    Voting right
    Less than 65% of eligible voters have voted in each presidential election since 1996.​
  • Illegal Immigration Reform and Immigration Responsibility Act

    Illegal Immigration Reform and Immigration Responsibility Act
    Increased border control; easier to deport undocumented aliens, increased penalties for smuggling people into the country.​
  • Homeland Security

    Homeland Security
    nd Security:
    Added in 2003
    Reorganization of agencies already in place
    Law enforcement
    Border security
    Transportation
  • Home land Security

    Home land Security
    Added in 2003
    Reorganization of agencies already in place
    Law enforcement
    Border security
    Transportation
  • D.C. s. Heller

    D.C. s. Heller
    Ruled 2nd Amendment right to bear arms includes the right to self defense
  • McDonald v. Chicago

    McDonald v. Chicago
    Ruled 2nd Amendment applies to federal, state, and local governments; upheld 2nd Amendment
  • Primary Election

    Primary Election
    more than one member of the same political party seek same office, a direct primary election is held.​
    Allows a party candidate to be chose directly by voters​
    Two types of direct primary
    Closed primary: only voters registered as party members can vote​
    any registered voter may in either partys primary​
    Most states hold primary elections.​
    Each state has own rules for selecting delegates ​
    Each party’s presidential candidate is chosen after all states have held primary elections.
  • Undocumented Alien

    Undocumented Alien
    Someone living in a country without authorization from the government​
    Estimated undocumented population in 2017: 10.5 million​
  • Trump v. Hawaii

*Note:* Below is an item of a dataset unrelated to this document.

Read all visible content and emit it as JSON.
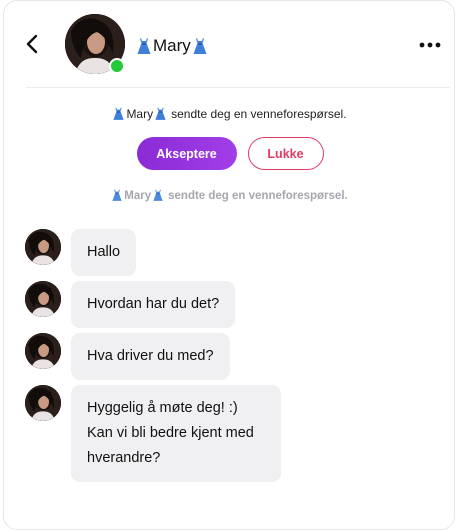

    Trump v. Hawaii
    Court ruled a ban on immigration from majority-Muslim countries did not violate the Establishment Clause ​
  • College Cost

    College Cost
    By 2019, the average cost had risen to $85,480.​